▸ **WORK ITEM**: Each record that follows goes into your reply unchanged; the pictures do not.

▸ **RECORDS FOR THIS EXERCISE**:
== Segment start ==

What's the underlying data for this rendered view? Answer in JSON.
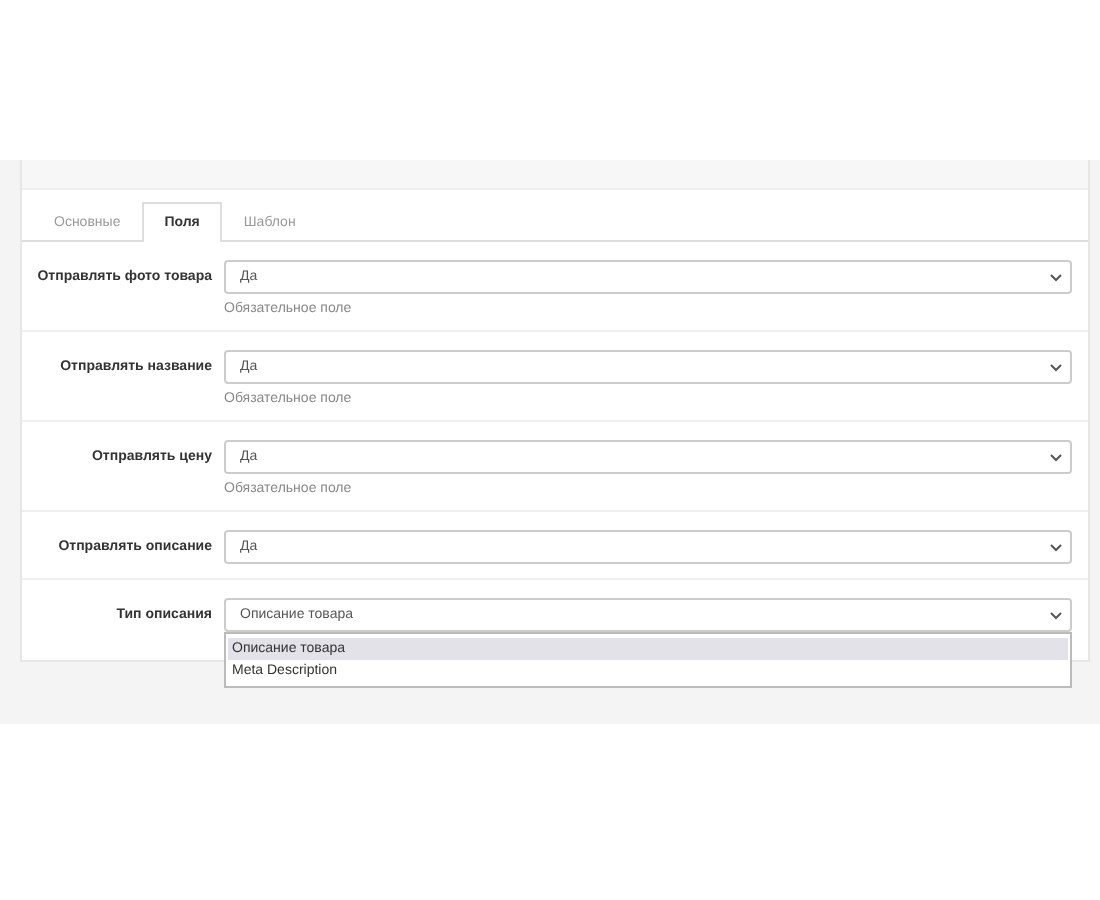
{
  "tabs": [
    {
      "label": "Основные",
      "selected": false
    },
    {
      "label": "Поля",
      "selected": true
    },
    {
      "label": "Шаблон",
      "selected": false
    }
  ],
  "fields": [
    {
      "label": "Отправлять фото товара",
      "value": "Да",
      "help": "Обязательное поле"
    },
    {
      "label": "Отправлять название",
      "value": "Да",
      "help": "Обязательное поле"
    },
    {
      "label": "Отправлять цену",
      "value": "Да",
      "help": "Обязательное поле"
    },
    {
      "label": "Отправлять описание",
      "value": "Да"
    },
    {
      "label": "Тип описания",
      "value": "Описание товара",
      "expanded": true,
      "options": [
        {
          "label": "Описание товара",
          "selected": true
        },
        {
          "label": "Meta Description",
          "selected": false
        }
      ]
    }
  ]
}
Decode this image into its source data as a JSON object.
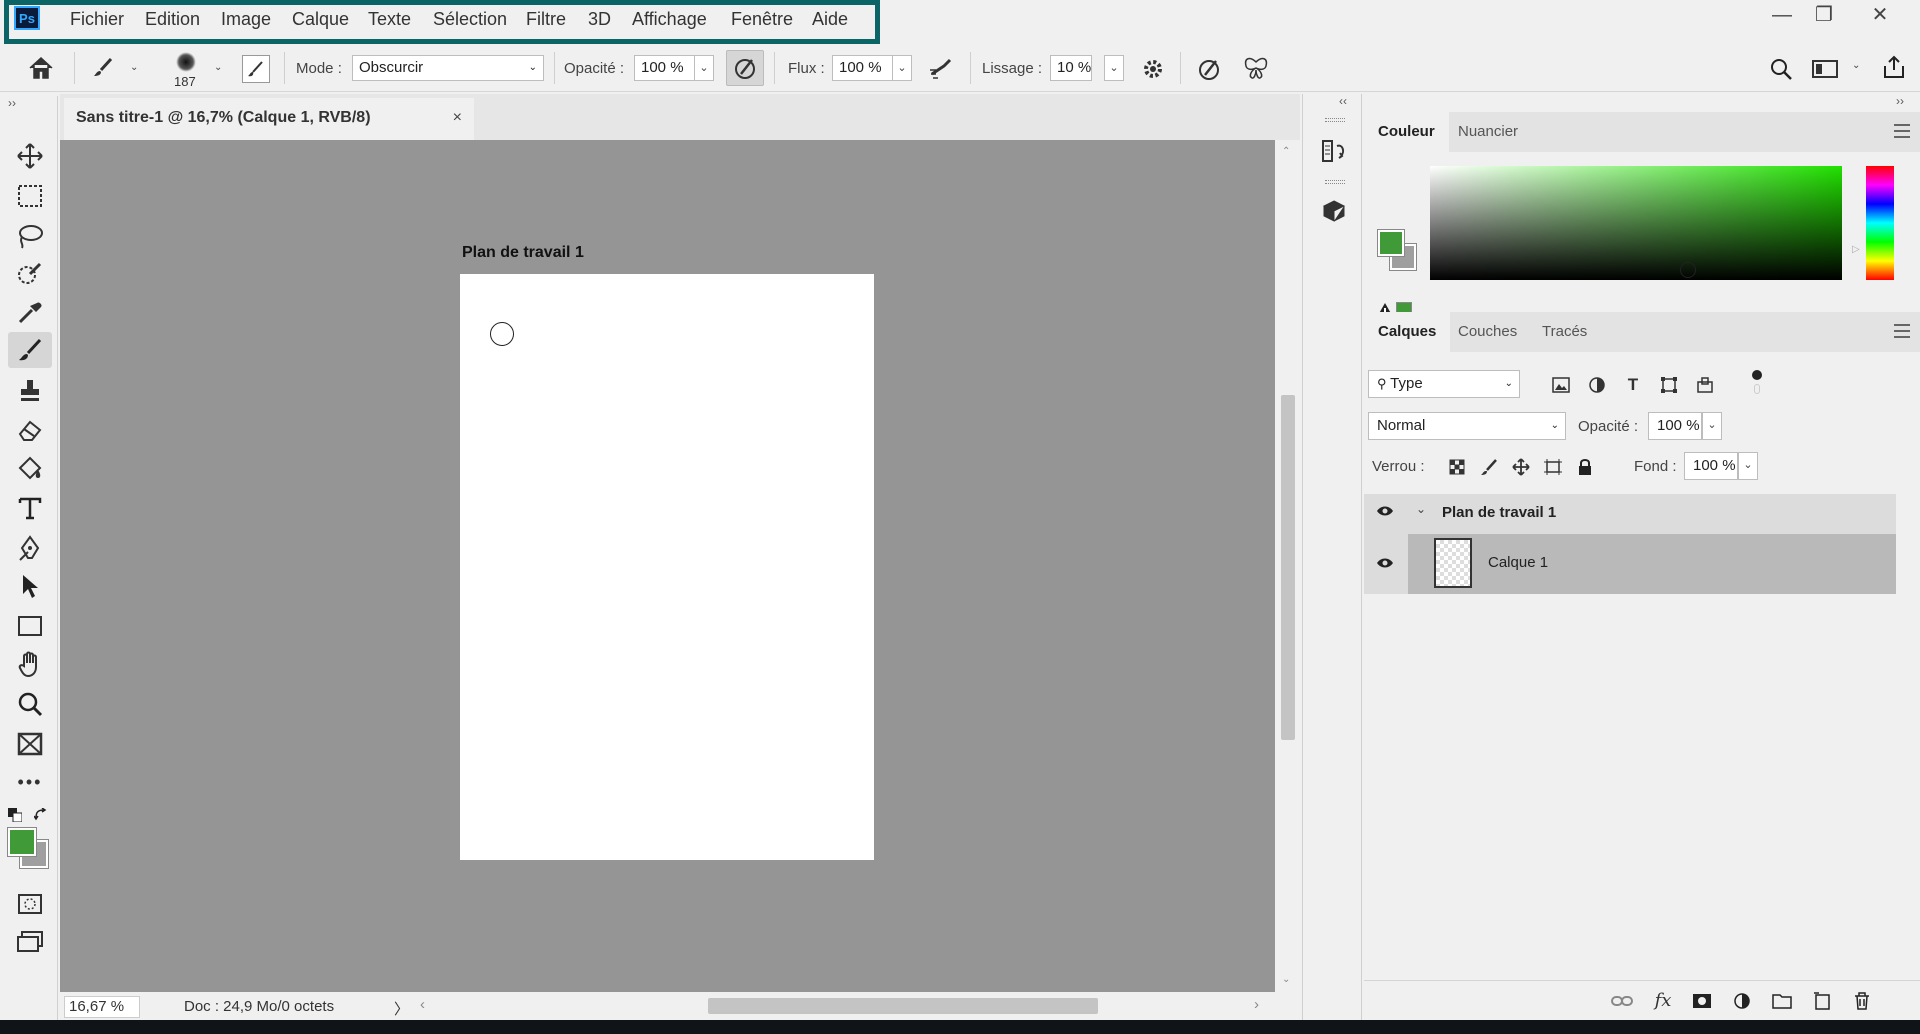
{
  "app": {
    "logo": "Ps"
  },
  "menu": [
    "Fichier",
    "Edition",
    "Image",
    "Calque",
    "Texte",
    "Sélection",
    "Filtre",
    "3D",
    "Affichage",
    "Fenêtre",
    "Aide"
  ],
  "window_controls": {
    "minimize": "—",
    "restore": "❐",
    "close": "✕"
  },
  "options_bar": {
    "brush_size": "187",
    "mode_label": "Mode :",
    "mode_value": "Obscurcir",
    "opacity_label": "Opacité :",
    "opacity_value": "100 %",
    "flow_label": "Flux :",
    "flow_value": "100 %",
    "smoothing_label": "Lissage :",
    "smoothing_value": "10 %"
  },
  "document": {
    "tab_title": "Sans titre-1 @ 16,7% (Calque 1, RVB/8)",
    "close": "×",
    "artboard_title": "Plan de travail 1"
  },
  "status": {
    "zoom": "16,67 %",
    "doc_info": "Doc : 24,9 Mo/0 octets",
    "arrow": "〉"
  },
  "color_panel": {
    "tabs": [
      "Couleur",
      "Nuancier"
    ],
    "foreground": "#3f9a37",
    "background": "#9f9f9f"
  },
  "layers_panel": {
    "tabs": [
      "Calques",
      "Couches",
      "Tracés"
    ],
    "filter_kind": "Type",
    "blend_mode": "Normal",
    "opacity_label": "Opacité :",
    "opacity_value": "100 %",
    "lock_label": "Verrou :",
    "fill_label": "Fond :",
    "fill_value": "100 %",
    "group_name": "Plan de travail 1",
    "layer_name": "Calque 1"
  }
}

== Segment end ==

▸ **PROBLEM SOLUTION**:
What's the underlying data for this rendered view? Answer in JSON.
{
  "tabs": [
    {
      "label": "Основные",
      "selected": false
    },
    {
      "label": "Поля",
      "selected": true
    },
    {
      "label": "Шаблон",
      "selected": false
    }
  ],
  "fields": [
    {
      "label": "Отправлять фото товара",
      "value": "Да",
      "help": "Обязательное поле"
    },
    {
      "label": "Отправлять название",
      "value": "Да",
      "help": "Обязательное поле"
    },
    {
      "label": "Отправлять цену",
      "value": "Да",
      "help": "Обязательное поле"
    },
    {
      "label": "Отправлять описание",
      "value": "Да"
    },
    {
      "label": "Тип описания",
      "value": "Описание товара",
      "expanded": true,
      "options": [
        {
          "label": "Описание товара",
          "selected": true
        },
        {
          "label": "Meta Description",
          "selected": false
        }
      ]
    }
  ]
}
Decode this image into its source data as a JSON object.
{
  "app": {
    "logo": "Ps"
  },
  "menu": [
    "Fichier",
    "Edition",
    "Image",
    "Calque",
    "Texte",
    "Sélection",
    "Filtre",
    "3D",
    "Affichage",
    "Fenêtre",
    "Aide"
  ],
  "window_controls": {
    "minimize": "—",
    "restore": "❐",
    "close": "✕"
  },
  "options_bar": {
    "brush_size": "187",
    "mode_label": "Mode :",
    "mode_value": "Obscurcir",
    "opacity_label": "Opacité :",
    "opacity_value": "100 %",
    "flow_label": "Flux :",
    "flow_value": "100 %",
    "smoothing_label": "Lissage :",
    "smoothing_value": "10 %"
  },
  "document": {
    "tab_title": "Sans titre-1 @ 16,7% (Calque 1, RVB/8)",
    "close": "×",
    "artboard_title": "Plan de travail 1"
  },
  "status": {
    "zoom": "16,67 %",
    "doc_info": "Doc : 24,9 Mo/0 octets",
    "arrow": "〉"
  },
  "color_panel": {
    "tabs": [
      "Couleur",
      "Nuancier"
    ],
    "foreground": "#3f9a37",
    "background": "#9f9f9f"
  },
  "layers_panel": {
    "tabs": [
      "Calques",
      "Couches",
      "Tracés"
    ],
    "filter_kind": "Type",
    "blend_mode": "Normal",
    "opacity_label": "Opacité :",
    "opacity_value": "100 %",
    "lock_label": "Verrou :",
    "fill_label": "Fond :",
    "fill_value": "100 %",
    "group_name": "Plan de travail 1",
    "layer_name": "Calque 1"
  }
}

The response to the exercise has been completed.